■ EXERCISE REQUIREMENTS
Check each line of the listing for the word "JSON" and give only the number of lines that have it.

■ DATA FOR PROCESSING
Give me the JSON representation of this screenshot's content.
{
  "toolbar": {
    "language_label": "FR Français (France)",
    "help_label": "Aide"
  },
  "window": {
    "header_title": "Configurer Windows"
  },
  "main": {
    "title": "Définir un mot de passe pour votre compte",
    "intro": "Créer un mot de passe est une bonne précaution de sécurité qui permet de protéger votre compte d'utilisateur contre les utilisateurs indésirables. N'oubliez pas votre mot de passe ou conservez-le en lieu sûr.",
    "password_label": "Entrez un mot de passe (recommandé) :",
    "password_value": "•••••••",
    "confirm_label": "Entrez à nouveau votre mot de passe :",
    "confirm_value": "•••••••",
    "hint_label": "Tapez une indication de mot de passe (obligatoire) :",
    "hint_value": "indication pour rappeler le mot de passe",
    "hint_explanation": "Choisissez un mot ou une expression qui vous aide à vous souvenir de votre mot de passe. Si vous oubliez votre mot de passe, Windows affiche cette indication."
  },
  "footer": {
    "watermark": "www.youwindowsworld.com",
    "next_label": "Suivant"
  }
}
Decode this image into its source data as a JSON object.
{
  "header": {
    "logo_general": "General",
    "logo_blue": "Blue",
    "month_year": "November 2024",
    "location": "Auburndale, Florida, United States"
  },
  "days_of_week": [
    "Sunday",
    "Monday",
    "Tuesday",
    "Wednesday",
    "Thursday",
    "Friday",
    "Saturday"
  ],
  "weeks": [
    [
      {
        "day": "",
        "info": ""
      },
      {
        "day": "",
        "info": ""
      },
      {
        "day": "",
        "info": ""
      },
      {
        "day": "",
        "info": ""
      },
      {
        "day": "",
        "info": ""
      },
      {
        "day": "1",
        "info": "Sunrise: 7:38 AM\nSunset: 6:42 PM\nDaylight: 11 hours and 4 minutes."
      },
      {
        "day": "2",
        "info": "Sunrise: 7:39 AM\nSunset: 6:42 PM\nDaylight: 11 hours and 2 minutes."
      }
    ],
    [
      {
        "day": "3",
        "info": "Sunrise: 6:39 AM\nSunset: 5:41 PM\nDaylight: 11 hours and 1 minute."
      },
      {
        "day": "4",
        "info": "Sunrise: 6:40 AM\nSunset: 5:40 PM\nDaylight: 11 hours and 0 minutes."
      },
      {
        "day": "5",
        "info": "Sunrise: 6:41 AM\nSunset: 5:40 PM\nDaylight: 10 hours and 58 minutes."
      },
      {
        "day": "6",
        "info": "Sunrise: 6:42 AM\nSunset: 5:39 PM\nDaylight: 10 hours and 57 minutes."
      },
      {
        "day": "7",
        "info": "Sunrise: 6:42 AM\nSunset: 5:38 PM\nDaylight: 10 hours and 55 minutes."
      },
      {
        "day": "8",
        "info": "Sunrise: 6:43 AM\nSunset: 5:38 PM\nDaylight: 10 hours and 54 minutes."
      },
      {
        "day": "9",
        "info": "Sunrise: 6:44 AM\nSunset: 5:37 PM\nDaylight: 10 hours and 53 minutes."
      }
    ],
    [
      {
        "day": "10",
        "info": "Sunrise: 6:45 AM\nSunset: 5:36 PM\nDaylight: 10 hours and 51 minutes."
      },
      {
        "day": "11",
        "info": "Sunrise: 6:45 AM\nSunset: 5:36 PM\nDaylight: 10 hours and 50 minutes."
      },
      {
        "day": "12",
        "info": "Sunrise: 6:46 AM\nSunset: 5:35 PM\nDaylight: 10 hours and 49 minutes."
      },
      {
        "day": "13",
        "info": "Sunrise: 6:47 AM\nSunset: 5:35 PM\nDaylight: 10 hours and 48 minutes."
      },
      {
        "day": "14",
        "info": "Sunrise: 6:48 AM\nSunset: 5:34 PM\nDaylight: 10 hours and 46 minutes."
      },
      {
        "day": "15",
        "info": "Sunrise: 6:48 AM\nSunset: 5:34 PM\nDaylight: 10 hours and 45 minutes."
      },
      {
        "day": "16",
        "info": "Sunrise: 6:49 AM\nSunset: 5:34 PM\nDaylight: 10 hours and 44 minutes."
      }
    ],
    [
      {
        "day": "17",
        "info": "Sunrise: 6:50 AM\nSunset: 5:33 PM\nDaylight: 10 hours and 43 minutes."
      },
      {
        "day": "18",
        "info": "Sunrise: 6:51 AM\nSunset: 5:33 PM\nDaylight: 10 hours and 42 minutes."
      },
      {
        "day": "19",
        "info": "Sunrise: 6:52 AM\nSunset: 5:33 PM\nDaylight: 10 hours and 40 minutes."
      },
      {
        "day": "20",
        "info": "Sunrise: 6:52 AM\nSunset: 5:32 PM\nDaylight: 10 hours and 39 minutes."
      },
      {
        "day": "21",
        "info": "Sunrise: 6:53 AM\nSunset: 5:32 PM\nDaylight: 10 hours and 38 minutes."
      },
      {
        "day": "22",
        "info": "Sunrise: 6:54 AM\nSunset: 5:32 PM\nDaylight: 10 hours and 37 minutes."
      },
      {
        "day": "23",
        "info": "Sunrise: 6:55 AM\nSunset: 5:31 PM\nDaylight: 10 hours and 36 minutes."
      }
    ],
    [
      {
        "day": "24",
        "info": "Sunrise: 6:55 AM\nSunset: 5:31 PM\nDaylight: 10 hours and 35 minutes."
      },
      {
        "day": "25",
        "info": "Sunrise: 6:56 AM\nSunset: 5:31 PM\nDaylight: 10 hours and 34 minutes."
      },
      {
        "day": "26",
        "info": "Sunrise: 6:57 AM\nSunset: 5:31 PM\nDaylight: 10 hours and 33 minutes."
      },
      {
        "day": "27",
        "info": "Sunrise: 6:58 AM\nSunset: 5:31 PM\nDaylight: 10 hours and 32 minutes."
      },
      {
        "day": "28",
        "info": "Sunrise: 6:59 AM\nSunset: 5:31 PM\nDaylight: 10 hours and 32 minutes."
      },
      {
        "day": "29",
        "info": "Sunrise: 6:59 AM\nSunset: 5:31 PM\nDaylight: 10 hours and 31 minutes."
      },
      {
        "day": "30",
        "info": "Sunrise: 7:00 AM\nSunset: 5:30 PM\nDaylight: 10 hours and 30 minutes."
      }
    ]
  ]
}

■ REPLY
2